If you’ve ever come into touch with static electricity, you’ll be familiar with the poke, twinge, or pinch sensation that can be a tiny sign of an electric shock.
While severe electric shocks can create muscle spasms that make it difficult to release the electrical source, small electric shocks may be so faint as to be invisible.
What is Static electricity?
The accumulation of an electrical charge on another object’s surface is known as static. A shock is created as the charge transfers from one object to another and releases electricity. Humidity has a direct impact on it. When the air is cold and the humidity is low, static builds up. You raise the heat in your house to stay warm, which further contributes to a drop in humidity and an increase in static electricity. There are a few easy things you can do to lessen static, despite the fact that it can be inconvenient and occasionally uncomfortable.
Reintroducing water to the air circulating in your home is likely the most crucial piece of advice. There are various methods for doing this. Initially, a continuous stream of moisture can be created using a humidifier. This might be a humidification unit attached to your home’s heating or a unit placed in the room you’re in right now.
Why am I getting so many static shocks all of a sudden?
Air conditioning or central heating indoors can create extremely dry conditions that encourage static electricity. The air becomes warmer and becomes less humid when heated. Static shocks are frequently felt in chilly, dry weather, especially while within a space that is centrally heated, and they may go away when the climate becomes more humid.
If you don’t have a humidifier, you can add moisture to the air by setting a pot of water on the stove and letting it evaporate. This might be very pleasant if you also include fragrant elements, such as evergreen sprigs or a few drops of lavender essential oil. Don’t forget to keep the pot moist.
Setting an alert will allow you to move freely away from the stove.

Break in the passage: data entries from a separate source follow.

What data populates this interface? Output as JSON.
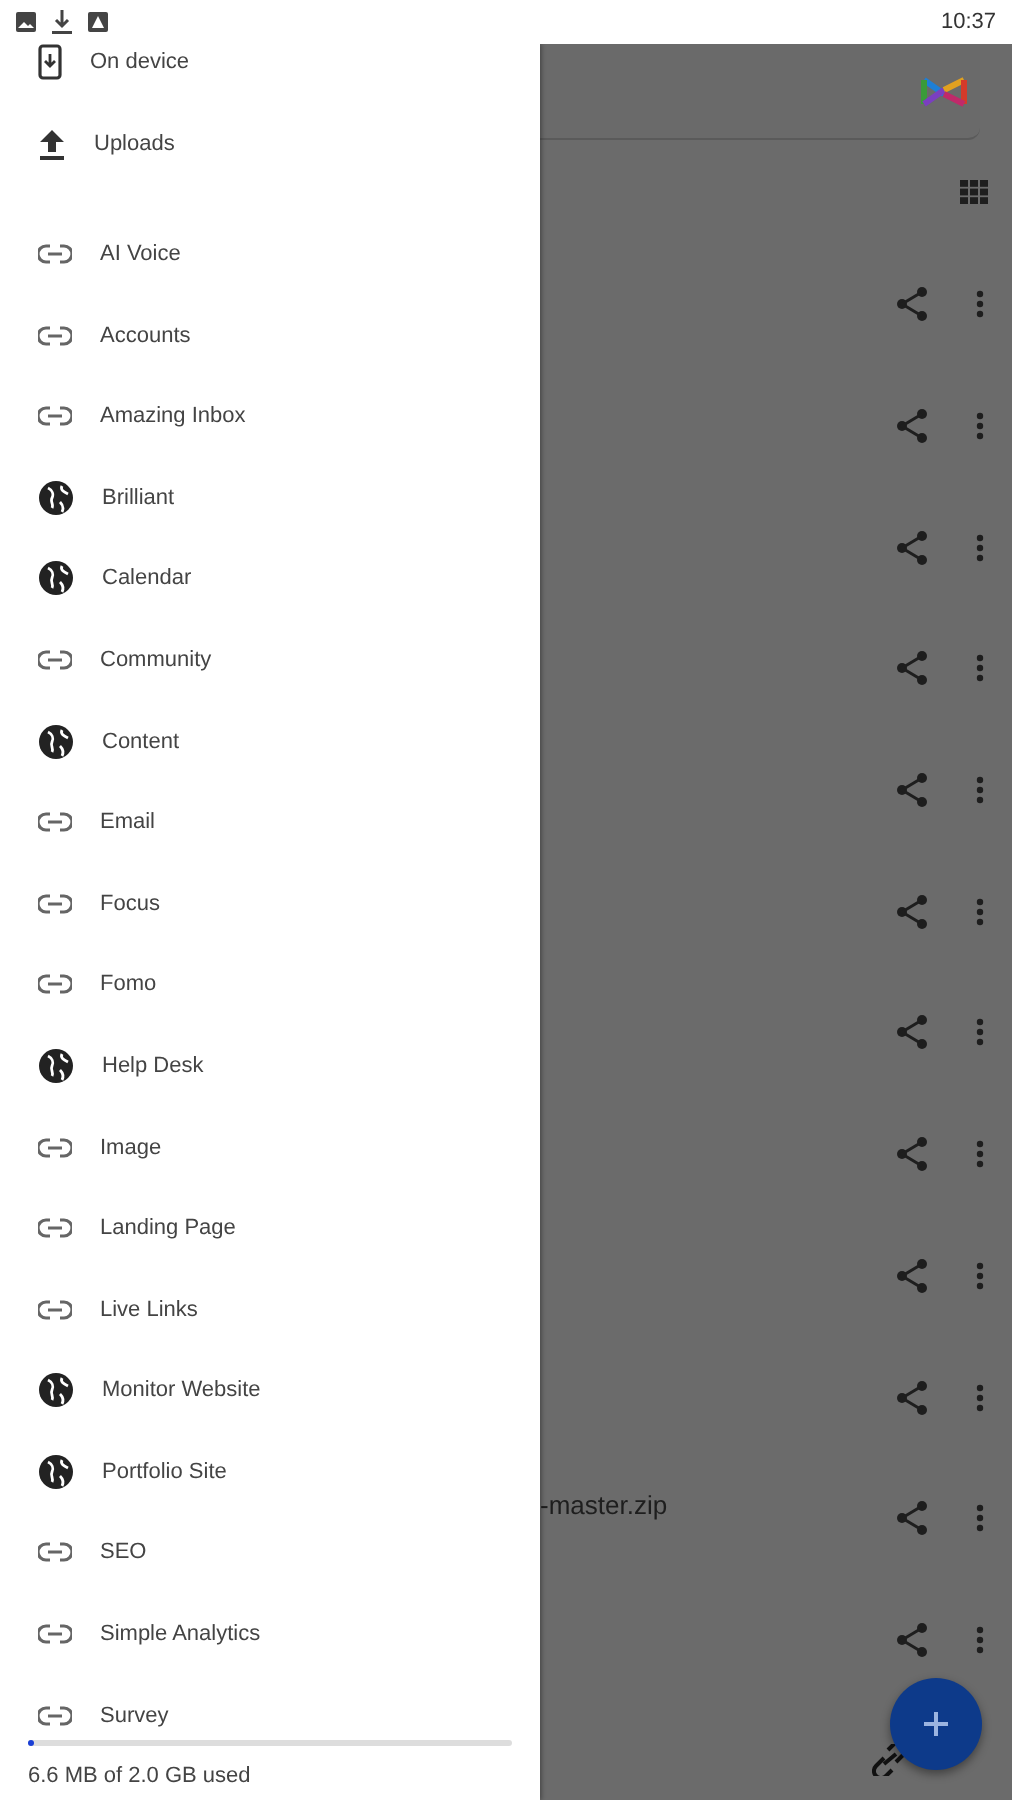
{
  "status_bar": {
    "time": "10:37"
  },
  "drawer": {
    "items": [
      {
        "label": "On device",
        "kind": "device"
      },
      {
        "label": "Uploads",
        "kind": "upload"
      },
      {
        "kind": "spacer"
      },
      {
        "label": "AI Voice",
        "kind": "link"
      },
      {
        "label": "Accounts",
        "kind": "link"
      },
      {
        "label": "Amazing Inbox",
        "kind": "link"
      },
      {
        "label": "Brilliant",
        "kind": "web"
      },
      {
        "label": "Calendar",
        "kind": "web"
      },
      {
        "label": "Community",
        "kind": "link"
      },
      {
        "label": "Content",
        "kind": "web"
      },
      {
        "label": "Email",
        "kind": "link"
      },
      {
        "label": "Focus",
        "kind": "link"
      },
      {
        "label": "Fomo",
        "kind": "link"
      },
      {
        "label": "Help Desk",
        "kind": "web"
      },
      {
        "label": "Image",
        "kind": "link"
      },
      {
        "label": "Landing Page",
        "kind": "link"
      },
      {
        "label": "Live Links",
        "kind": "link"
      },
      {
        "label": "Monitor Website",
        "kind": "web"
      },
      {
        "label": "Portfolio Site",
        "kind": "web"
      },
      {
        "label": "SEO",
        "kind": "link"
      },
      {
        "label": "Simple Analytics",
        "kind": "link"
      },
      {
        "label": "Survey",
        "kind": "link"
      }
    ],
    "storage": {
      "level": 0.004,
      "text": "6.6 MB of 2.0 GB used"
    }
  },
  "files": [
    {
      "kind": "unnamed"
    },
    {
      "kind": "unnamed"
    },
    {
      "kind": "unnamed"
    },
    {
      "kind": "unnamed"
    },
    {
      "kind": "unnamed"
    },
    {
      "kind": "unnamed"
    },
    {
      "kind": "unnamed"
    },
    {
      "kind": "unnamed"
    },
    {
      "kind": "unnamed"
    },
    {
      "kind": "unnamed"
    },
    {
      "kind": "named",
      "name": "-master.zip"
    },
    {
      "kind": "unnamed"
    }
  ]
}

The fabric in your carpet, upholstery, and clothing is a significant generator of static electricity. In these situations, dryer sheets can greatly help to eliminate static. Although you can’t put your furniture in the dryer, you can use a dryer sheet to clean the upholstery’s surface.

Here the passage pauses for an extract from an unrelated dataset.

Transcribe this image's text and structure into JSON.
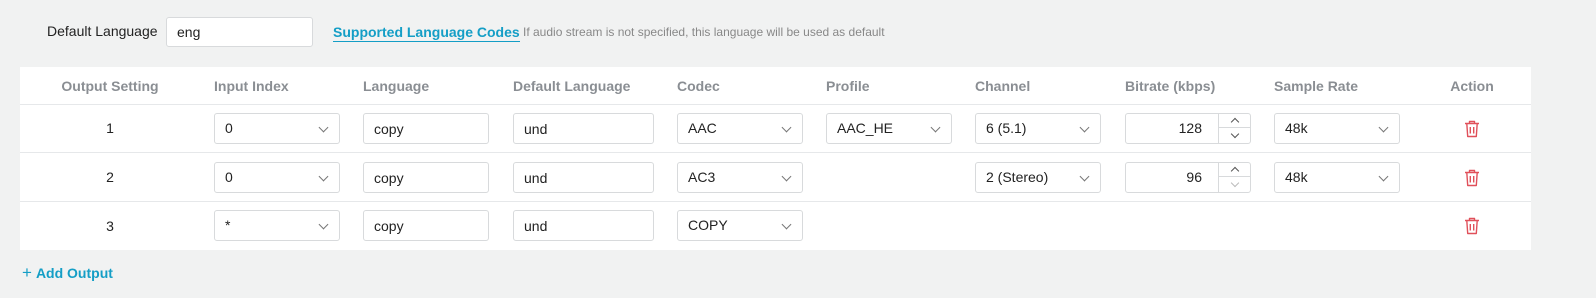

Try dressing in natural textiles like cotton to reduce static in your clothes. Something synthetic will develop a charge more quickly and, as a result, provide the shock when you touch it.
We should keep a few things in mind to prevent static electrical shock.
These are some tips for preventing static electrical shock:
1. Humidify the Air
The likelihood of static electrical build-up increases with increasing air aridity. One technique to encourage more indoor humidity is by purchasing or increasing your stock of indoor plants. The same goes for leaving the bathroom door open after using the fan while taking a shower.
2. Wear Natural Fibers
Synthetic materials are more likely to accumulate static charges than natural fibres in clothing.
3. Use Anti-Static Hand Lotion
Use an anti-static hand lotion if you have dry skin to assist prevent shocking yourself at the worst possible time.
4. Go Barefoot
This is an antiquated method of lowering static accumulation, but it still works. Aluminum foil can be used to achieve the same result when covering your shoes, socks, or pyjamas, but that doesn’t exactly create a fashion statement, does it?
5. Purchase Ant-Static Mats & Products
You can buy mats, wristbands, heal straps, conductive shoes, anti-static sprays, and other items to help you get rid of static buildup and stop unintentional discharges of static electricity.